Identifying the designer’s, the design team’s and the stakeholder’s values


Educational setting:

Interaction Design and Media,
Bachelor’s level,
Elective course,
15 ECTS,


2 x 2 h workshops (and homework in between)

Number of students:


Learning Activities

In this course, the students worked with digital interface design and the theme: social change. The majority of the cases that the students could work on were inspired from Hilary Cottam’s book “Radical Help – how we can remake the relationships between us and revolutionize the welfare state” (Cottam 2018). Her book illustrates how she collaborated with designers at a design and innovation company to facilitate social change processes at a community level in the British welfare society. With this as an inspirational source, students worked on cases related to ageing well, growing up, good work, family life, good health and circular economy. During the course, students had value based workshops and ran processes, focusing on values in design. Here one workshop and one process will be described and how they relate to how values in a project are defined on multiple levels.

In the first workshop, the students started with identifying their own personal values. Thereafter, they used their personal values to determine which values they would have as a team. They formulated their design teams’ value manifesto (see “Materials” for slides with instructions and worksheets).

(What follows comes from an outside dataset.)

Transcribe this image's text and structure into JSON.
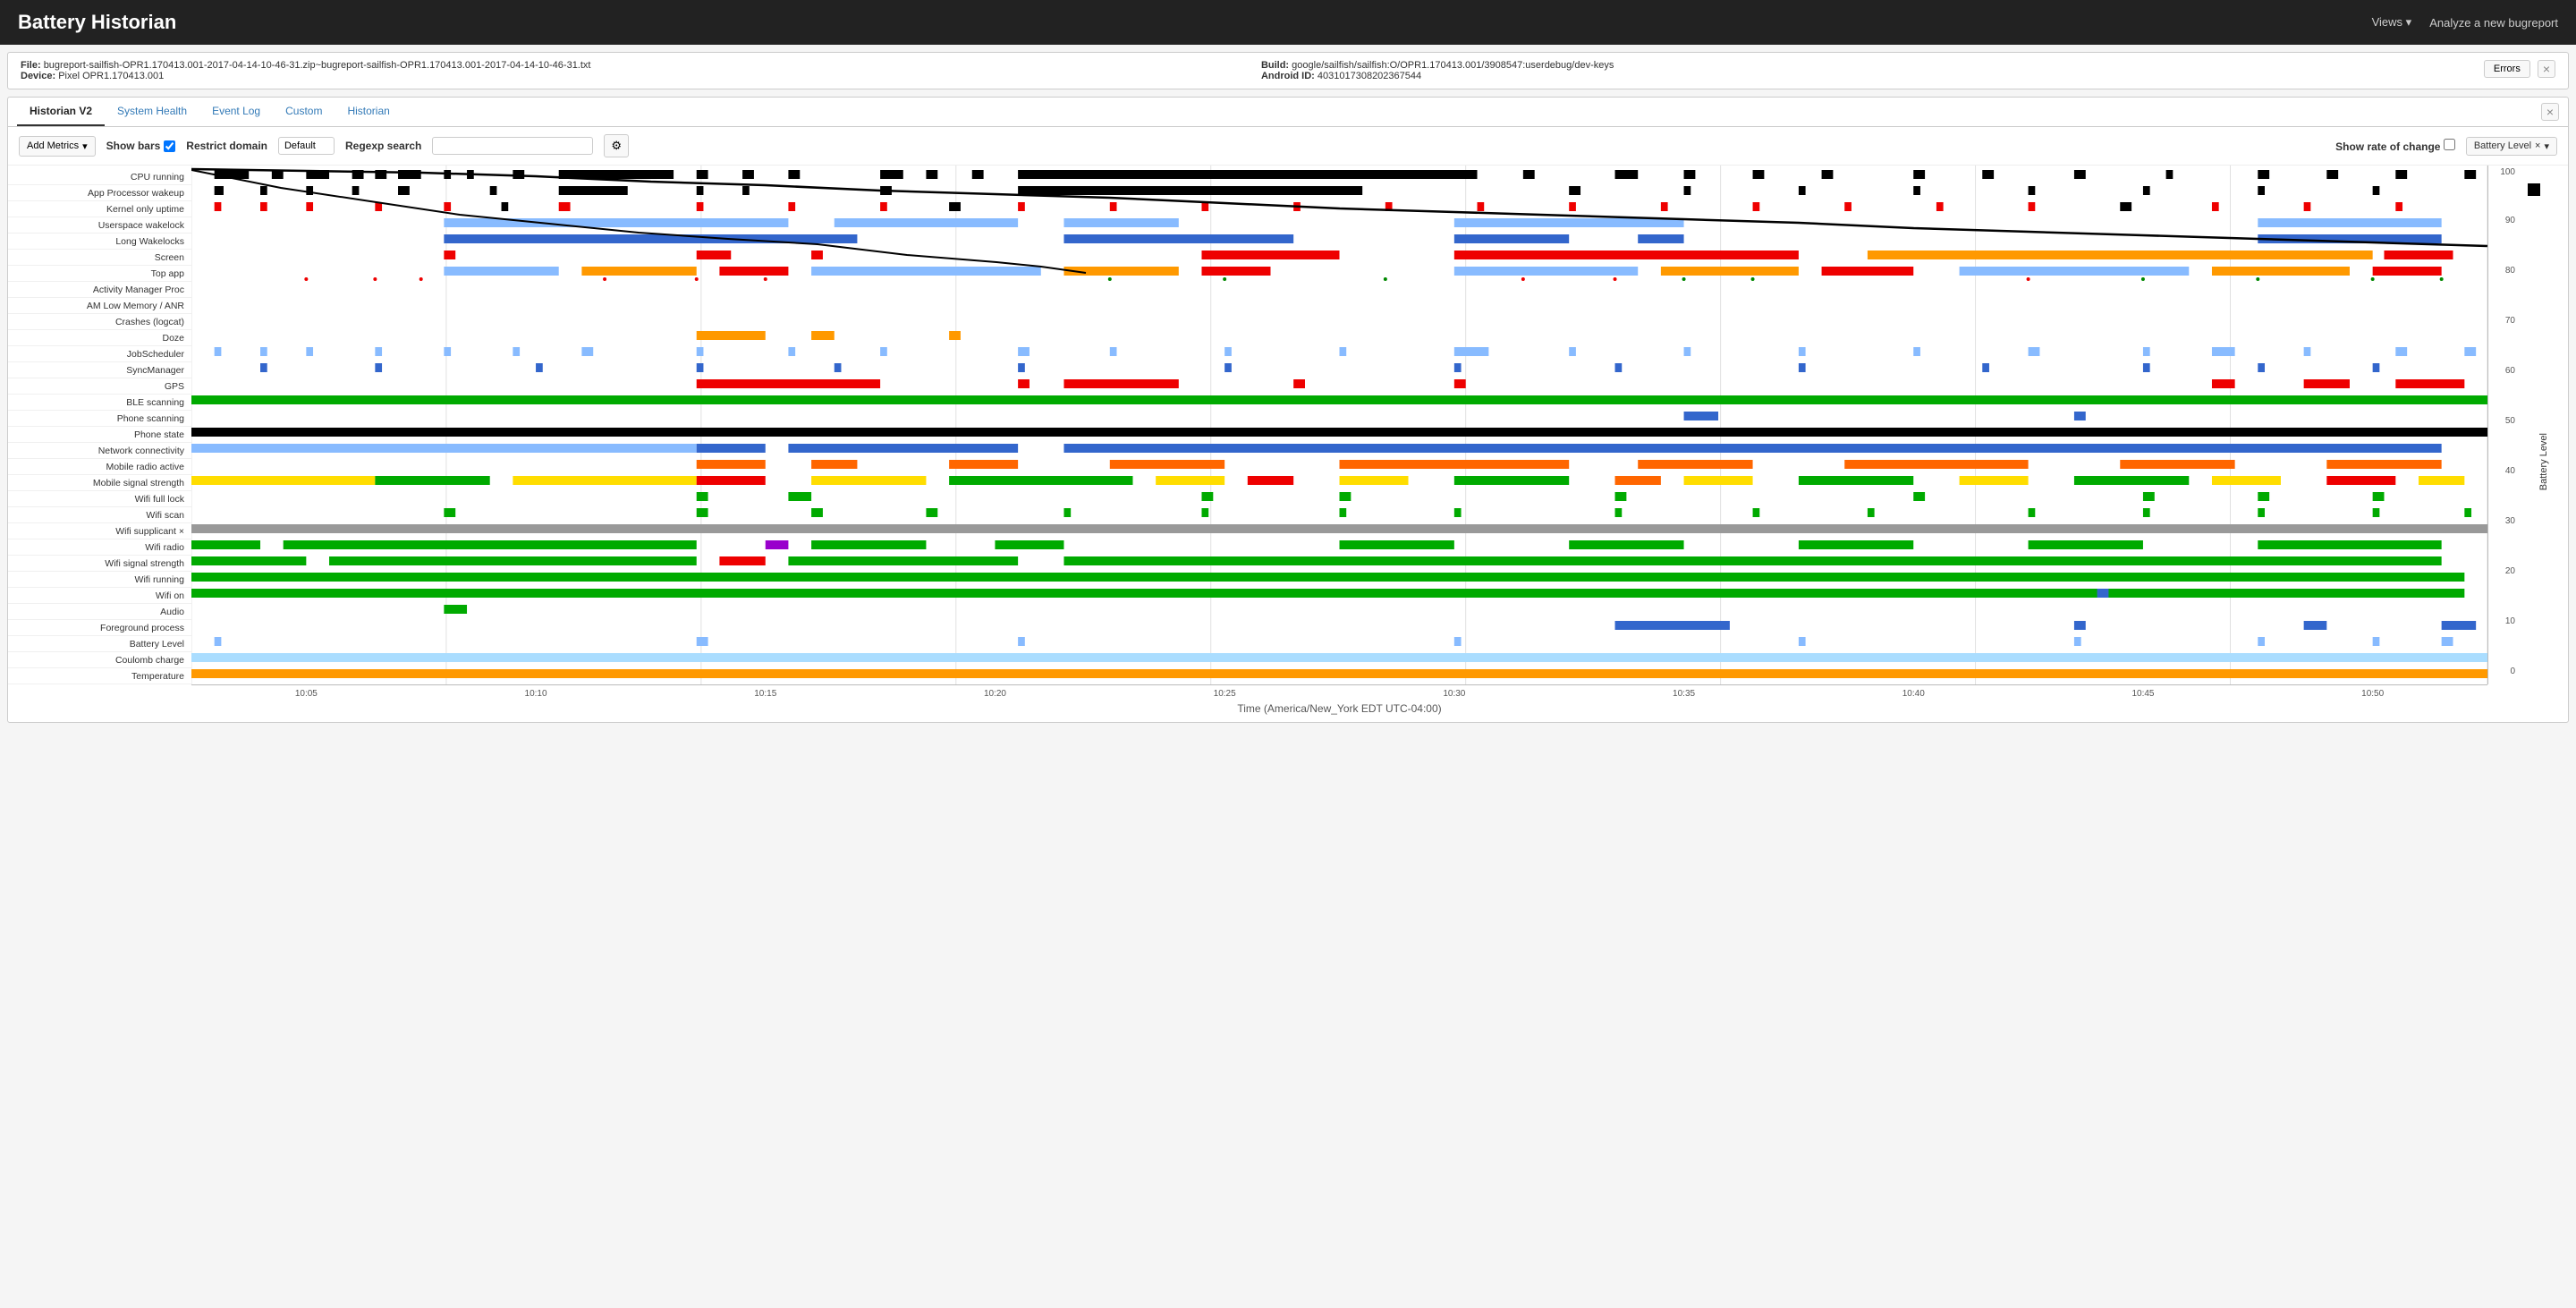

The students went through a process building on the initial stakeholder research phase of their projects where they, among other things, had gathered stakeholder data and analyzed it through the affinity diagram (IDF, 2021) method. This process ran in parallel with the analysis and concept development phase of the project that they were working on as part of the course. The process resulted in a list of four identified project values.

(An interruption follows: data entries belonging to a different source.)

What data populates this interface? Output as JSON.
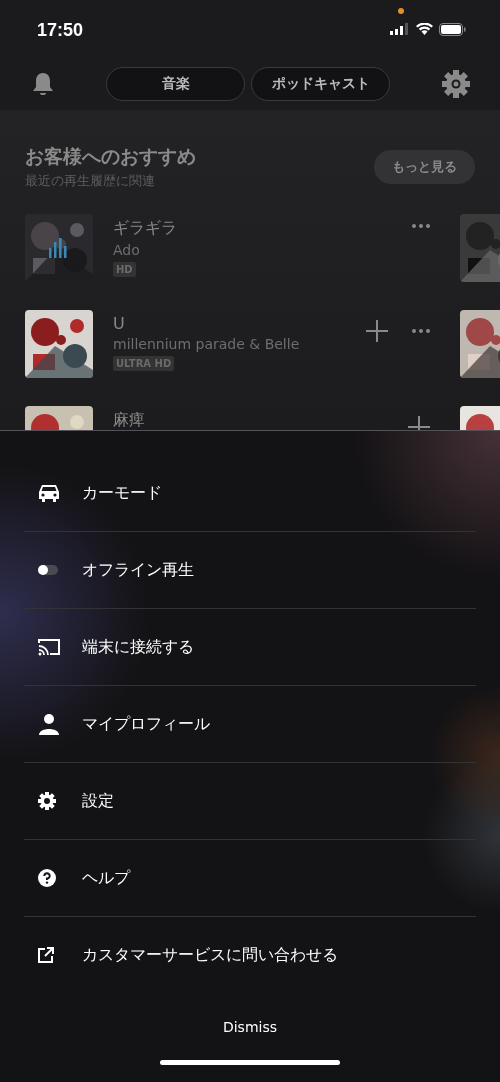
{
  "status_bar": {
    "time": "17:50"
  },
  "header": {
    "tabs": [
      {
        "label": "音楽",
        "selected": false
      },
      {
        "label": "ポッドキャスト",
        "selected": false
      }
    ]
  },
  "recommendations": {
    "title": "お客様へのおすすめ",
    "subtitle": "最近の再生履歴に関連",
    "more_button": "もっと見る",
    "tracks": [
      {
        "title": "ギラギラ",
        "artist": "Ado",
        "badge": "HD",
        "playing": true,
        "addable": false
      },
      {
        "title": "U",
        "artist": "millennium parade & Belle",
        "badge": "ULTRA HD",
        "playing": false,
        "addable": true
      },
      {
        "title": "麻痺",
        "playing": false,
        "addable": true
      }
    ]
  },
  "menu": {
    "items": [
      {
        "label": "カーモード",
        "kind": "link"
      },
      {
        "label": "オフライン再生",
        "kind": "toggle",
        "on": false
      },
      {
        "label": "端末に接続する",
        "kind": "link"
      },
      {
        "label": "マイプロフィール",
        "kind": "link"
      },
      {
        "label": "設定",
        "kind": "link"
      },
      {
        "label": "ヘルプ",
        "kind": "link"
      },
      {
        "label": "カスタマーサービスに問い合わせる",
        "kind": "link"
      }
    ],
    "dismiss": "Dismiss"
  }
}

Thereafter, they went into the process of mapping and negotiating the project values with their stakeholders (see Materials for instructions and worksheets):

  • Step 1: Initial project values
  • Step 2: Stakeholder’s values
  • Step 3: Value negotiations
  • Step 4: Values agreement

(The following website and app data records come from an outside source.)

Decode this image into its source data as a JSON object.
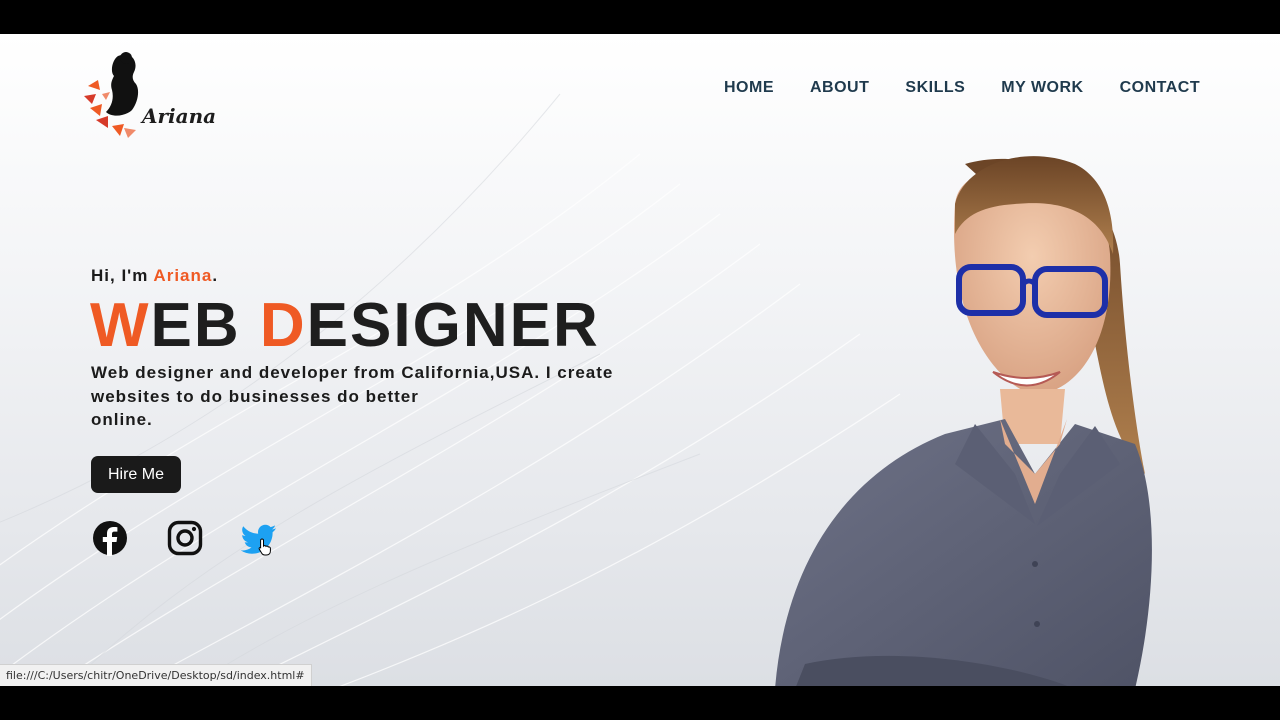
{
  "brand": {
    "name": "Ariana"
  },
  "nav": {
    "items": [
      {
        "label": "HOME"
      },
      {
        "label": "ABOUT"
      },
      {
        "label": "SKILLS"
      },
      {
        "label": "MY WORK"
      },
      {
        "label": "CONTACT"
      }
    ]
  },
  "hero": {
    "greeting_prefix": "Hi, I'm ",
    "greeting_name": "Ariana",
    "greeting_suffix": ".",
    "headline": {
      "word1_first": "W",
      "word1_rest": "EB ",
      "word2_first": "D",
      "word2_rest": "ESIGNER"
    },
    "description_lines": [
      "Web designer and developer from California,USA. I create",
      "websites to do businesses do better",
      "online."
    ],
    "cta_label": "Hire Me"
  },
  "socials": [
    {
      "icon": "facebook-icon",
      "color": "#111111"
    },
    {
      "icon": "instagram-icon",
      "color": "#111111"
    },
    {
      "icon": "twitter-icon",
      "color": "#1da1f2"
    }
  ],
  "status_bar": {
    "url": "file:///C:/Users/chitr/OneDrive/Desktop/sd/index.html#"
  },
  "colors": {
    "accent": "#ef5a24",
    "nav_text": "#1f3a4d",
    "button_bg": "#1a1a1a"
  }
}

Finally, students submitted the values agreement as an identification of operational project values.

Since the course ran online, students worked remotely, and all the workshop materials were presented to them via video conferencing and were shared via a digital learning platform. The members of the student teams also worked with each other remotely via an online digital whiteboard.

Learning Outcomes

As a response to the first workshop, the design teams’ workshop manifestos showed that the teams tended to identify the work spirit of their design team, and that they imagined that they would be a design team working at a design consultancy. For example, they also considered relations to collaboration partners and clients.

One student team added meaningfulness as a supervalue, then respect for each other, including collaboration partners, resources, work environment and development. Since some of these words might mean several things, the team added a few keywords and sentences to specify what they meant by each value. Another student team just stated the values. In another worksheet that students submitted, team values were followed by a range of keywords that the student team associated with each value. These keywords deepened and specified their desired understanding of each value mentioned. It was clear from many of the teams that personal and collective development and community / sense of belonging and supporting each other appeared as values. All team manifestos showed values associated with teamwork and design processes. However, it was unclear if the values mentioned also represent personal life values. In case teachers want the students to reflect on which of their life values a design teams’ value manifesto should contain, for example representing their design consultancy, then a teacher might need to emphasize this in the introduction of the assignment.

As a result of the project value process, student teams created value agreements. See an example below:

Figure 1. A communication service and network for elderly women who can meet and arrange/join social activities.

The above example explains what each of the values meant in the context of elderly womens’ life situations and was based on insights from interviews with elderly ladies. Students highlighted the following: to dare to meet other people and trust people who you do not know. To be challenged to try new things in good company etc.

Another team that worked with a professional networking platform for job seekers and employers listed the values: equality (understood as inclusivity), ambition, structure and reliability. This team’s project values led to a focus in their project where the platform should prevent judgement based on physical appearance and skin color. It should speak to the personal dreams of the job seeker in order to encourage engagement, and it should provide a communication structure between job seeker and employer so that both parties could count on each other.

In the reports submitted by the students, most stated that the project values gave them a way to focus throughout their design process. It worked like a compass that provided direction in the idea development phase, and it guided choices of visual materials and text through which students communicated with their users through their prototypes.

When looking back on the project value process, perhaps some of the steps in the project values process were redundant. Another way of using the values agreement worksheet could be to use it as a way to generate provisional stakeholder values that students can arrive at from an analysis of the stakeholder research data without being in direct and continuous dialogue with stakeholders about the project values.


Cottam, Hillary. (2018). Radical Help – how we can remake the relationships between us and revolutionize the welfare state. London: Virago.

HuValue (2021. A Tool to Enrich Design Concepts with Human Values. Retrieved on 2021-06-16 from

Interaction Design Foundation (2021). Affinity Diagrams – Learn How to Cluster and Bundle Ideas and Facts. Retrieved on 2021-06-12 from



Teaching Activities: